From the entries below, return every line that includes the word "members".

[Component data from apps and pages]

· · · · ·

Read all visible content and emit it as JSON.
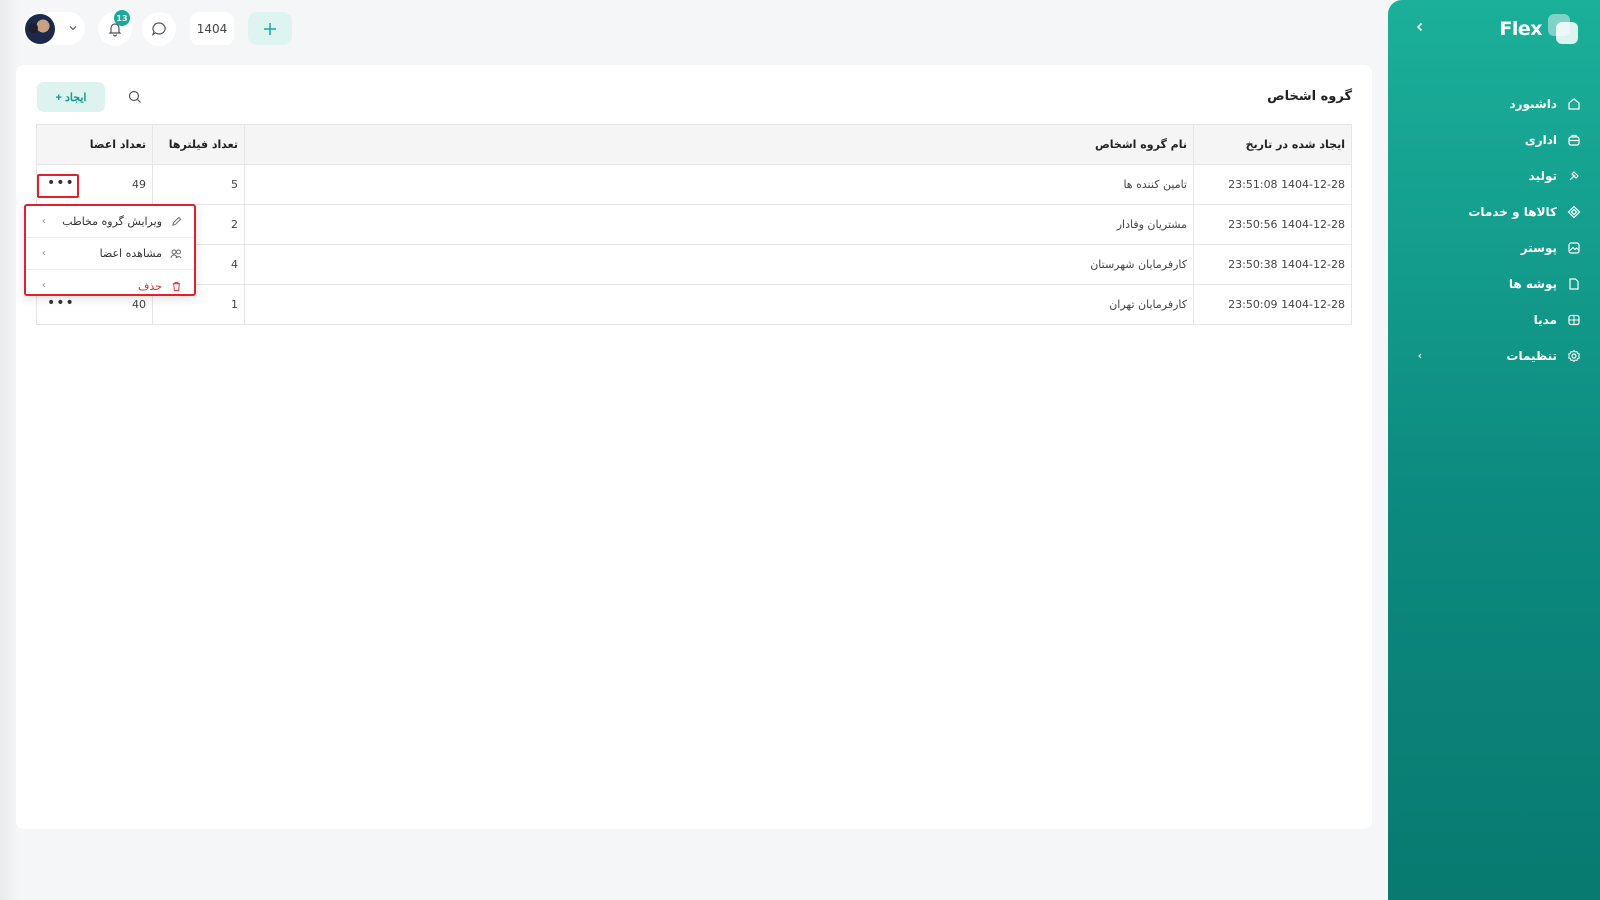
{
  "header": {
    "year": "1404",
    "notification_count": "13"
  },
  "sidebar": {
    "brand": "Flex",
    "items": [
      {
        "label": "داشبورد",
        "icon": "home-icon"
      },
      {
        "label": "اداری",
        "icon": "office-icon"
      },
      {
        "label": "تولید",
        "icon": "production-icon"
      },
      {
        "label": "کالاها و خدمات",
        "icon": "products-icon"
      },
      {
        "label": "پوستر",
        "icon": "poster-icon"
      },
      {
        "label": "پوشه ها",
        "icon": "folder-icon"
      },
      {
        "label": "مدیا",
        "icon": "media-icon"
      },
      {
        "label": "تنظیمات",
        "icon": "settings-icon"
      }
    ]
  },
  "main": {
    "title": "گروه اشخاص",
    "create_label": "+ ایجاد",
    "table": {
      "columns": [
        "ایجاد شده در تاریخ",
        "نام گروه اشخاص",
        "تعداد فیلترها",
        "تعداد اعضا"
      ],
      "rows": [
        {
          "date": "1404-12-28 23:51:08",
          "name": "تامین کننده ها",
          "filters": "5",
          "members": "49"
        },
        {
          "date": "1404-12-28 23:50:56",
          "name": "مشتریان وفادار",
          "filters": "2",
          "members": ""
        },
        {
          "date": "1404-12-28 23:50:38",
          "name": "کارفرمایان شهرستان",
          "filters": "4",
          "members": ""
        },
        {
          "date": "1404-12-28 23:50:09",
          "name": "کارفرمایان تهران",
          "filters": "1",
          "members": "40"
        }
      ]
    },
    "row_menu": {
      "items": [
        {
          "label": "ویرایش گروه مخاطب",
          "icon": "edit-icon"
        },
        {
          "label": "مشاهده اعضا",
          "icon": "members-icon"
        },
        {
          "label": "حذف",
          "icon": "trash-icon"
        }
      ]
    },
    "colors": {
      "accent": "#17a99a",
      "danger": "#d92b2b",
      "highlight": "#e0202a"
    }
  }
}
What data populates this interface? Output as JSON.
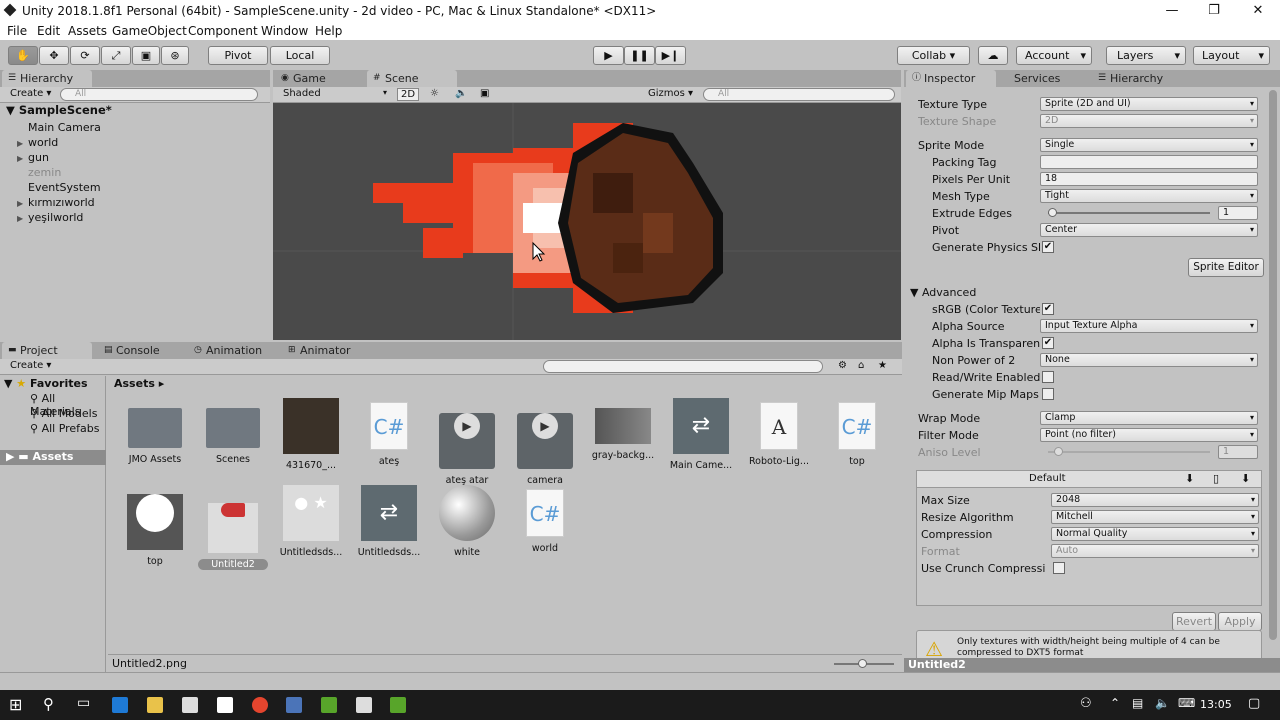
{
  "window": {
    "title": "Unity 2018.1.8f1 Personal (64bit) - SampleScene.unity - 2d video - PC, Mac & Linux Standalone* <DX11>",
    "minimize": "—",
    "maximize": "❐",
    "close": "✕"
  },
  "menu": [
    "File",
    "Edit",
    "Assets",
    "GameObject",
    "Component",
    "Window",
    "Help"
  ],
  "toolbar": {
    "pivot": "Pivot",
    "local": "Local",
    "collab": "Collab ▾",
    "account": "Account",
    "layers": "Layers",
    "layout": "Layout"
  },
  "hierarchy": {
    "tab": "Hierarchy",
    "create": "Create ▾",
    "search_placeholder": "All",
    "scene": "SampleScene*",
    "items": [
      {
        "label": "Main Camera",
        "expandable": false,
        "dim": false
      },
      {
        "label": "world",
        "expandable": true,
        "dim": false
      },
      {
        "label": "gun",
        "expandable": true,
        "dim": false
      },
      {
        "label": "zemin",
        "expandable": false,
        "dim": true
      },
      {
        "label": "EventSystem",
        "expandable": false,
        "dim": false
      },
      {
        "label": "kırmızıworld",
        "expandable": true,
        "dim": false
      },
      {
        "label": "yeşilworld",
        "expandable": true,
        "dim": false
      }
    ]
  },
  "scene": {
    "tab_game": "Game",
    "tab_scene": "Scene",
    "shading": "Shaded",
    "mode2d": "2D",
    "gizmos": "Gizmos ▾",
    "search_placeholder": "All"
  },
  "project": {
    "tabs": [
      "Project",
      "Console",
      "Animation",
      "Animator"
    ],
    "create": "Create ▾",
    "favorites": "Favorites",
    "fav_items": [
      "All Materials",
      "All Models",
      "All Prefabs"
    ],
    "assets_root": "Assets",
    "breadcrumb": "Assets",
    "assets_row1": [
      "JMO Assets",
      "Scenes",
      "431670_...",
      "ateş",
      "ateş atar",
      "camera",
      "gray-backg...",
      "Main Came...",
      "Roboto-Lig...",
      "top"
    ],
    "assets_row2": [
      "top",
      "Untitled2",
      "Untitledsds...",
      "Untitledsds...",
      "white",
      "world"
    ],
    "status_file": "Untitled2.png"
  },
  "inspector": {
    "tabs": [
      "Inspector",
      "Services",
      "Hierarchy"
    ],
    "texture_type": {
      "k": "Texture Type",
      "v": "Sprite (2D and UI)"
    },
    "texture_shape": {
      "k": "Texture Shape",
      "v": "2D"
    },
    "sprite_mode": {
      "k": "Sprite Mode",
      "v": "Single"
    },
    "packing_tag": {
      "k": "Packing Tag",
      "v": ""
    },
    "ppu": {
      "k": "Pixels Per Unit",
      "v": "18"
    },
    "mesh_type": {
      "k": "Mesh Type",
      "v": "Tight"
    },
    "extrude": {
      "k": "Extrude Edges",
      "v": "1"
    },
    "pivot": {
      "k": "Pivot",
      "v": "Center"
    },
    "gen_physics": {
      "k": "Generate Physics Sh"
    },
    "sprite_editor": "Sprite Editor",
    "advanced": "Advanced",
    "srgb": {
      "k": "sRGB (Color Texture"
    },
    "alpha_source": {
      "k": "Alpha Source",
      "v": "Input Texture Alpha"
    },
    "alpha_transp": {
      "k": "Alpha Is Transparen"
    },
    "npot": {
      "k": "Non Power of 2",
      "v": "None"
    },
    "readwrite": {
      "k": "Read/Write Enabled"
    },
    "mipmaps": {
      "k": "Generate Mip Maps"
    },
    "wrap": {
      "k": "Wrap Mode",
      "v": "Clamp"
    },
    "filter": {
      "k": "Filter Mode",
      "v": "Point (no filter)"
    },
    "aniso": {
      "k": "Aniso Level",
      "v": "1"
    },
    "platform_default": "Default",
    "max_size": {
      "k": "Max Size",
      "v": "2048"
    },
    "resize": {
      "k": "Resize Algorithm",
      "v": "Mitchell"
    },
    "compression": {
      "k": "Compression",
      "v": "Normal Quality"
    },
    "format": {
      "k": "Format",
      "v": "Auto"
    },
    "crunch": {
      "k": "Use Crunch Compressi"
    },
    "revert": "Revert",
    "apply": "Apply",
    "warning": "Only textures with width/height being multiple of 4 can be compressed to DXT5 format",
    "footer": "Untitled2"
  },
  "taskbar": {
    "time": "13:05"
  }
}
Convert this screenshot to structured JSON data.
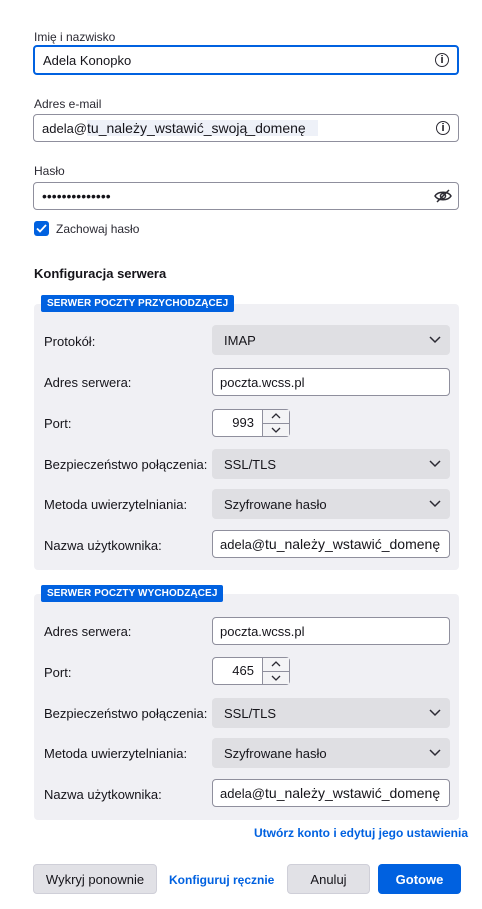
{
  "account": {
    "name_label": "Imię i nazwisko",
    "name_value": "Adela Konopko",
    "email_label": "Adres e-mail",
    "email_user": "adela@",
    "email_domain": "tu_należy_wstawić_swoją_domenę",
    "password_label": "Hasło",
    "password_value": "••••••••••••••",
    "remember_label": "Zachowaj hasło",
    "remember_checked": true
  },
  "server_config_title": "Konfiguracja serwera",
  "incoming": {
    "badge": "SERWER POCZTY PRZYCHODZĄCEJ",
    "protocol_label": "Protokół:",
    "protocol_value": "IMAP",
    "host_label": "Adres serwera:",
    "host_value": "poczta.wcss.pl",
    "port_label": "Port:",
    "port_value": "993",
    "security_label": "Bezpieczeństwo połączenia:",
    "security_value": "SSL/TLS",
    "auth_label": "Metoda uwierzytelniania:",
    "auth_value": "Szyfrowane hasło",
    "username_label": "Nazwa użytkownika:",
    "username_user": "adela@",
    "username_domain": "tu_należy_wstawić_domenę"
  },
  "outgoing": {
    "badge": "SERWER POCZTY WYCHODZĄCEJ",
    "host_label": "Adres serwera:",
    "host_value": "poczta.wcss.pl",
    "port_label": "Port:",
    "port_value": "465",
    "security_label": "Bezpieczeństwo połączenia:",
    "security_value": "SSL/TLS",
    "auth_label": "Metoda uwierzytelniania:",
    "auth_value": "Szyfrowane hasło",
    "username_label": "Nazwa użytkownika:",
    "username_user": "adela@",
    "username_domain": "tu_należy_wstawić_domenę"
  },
  "links": {
    "create_and_edit": "Utwórz konto i edytuj jego ustawienia",
    "manual_config": "Konfiguruj ręcznie"
  },
  "buttons": {
    "retest": "Wykryj ponownie",
    "cancel": "Anuluj",
    "done": "Gotowe"
  },
  "colors": {
    "accent": "#0061e0",
    "group_bg": "#f0f0f4",
    "select_bg": "#dfdfe3"
  },
  "icons": {
    "info": "info-icon",
    "show_password": "eye-slash-icon",
    "chevron": "chevron-down-icon",
    "check": "checkmark-icon"
  }
}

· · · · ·

# Your response
          "members": "49"
          "members": ""
          "members": ""
          "members": "40"
          "icon": "members-icon"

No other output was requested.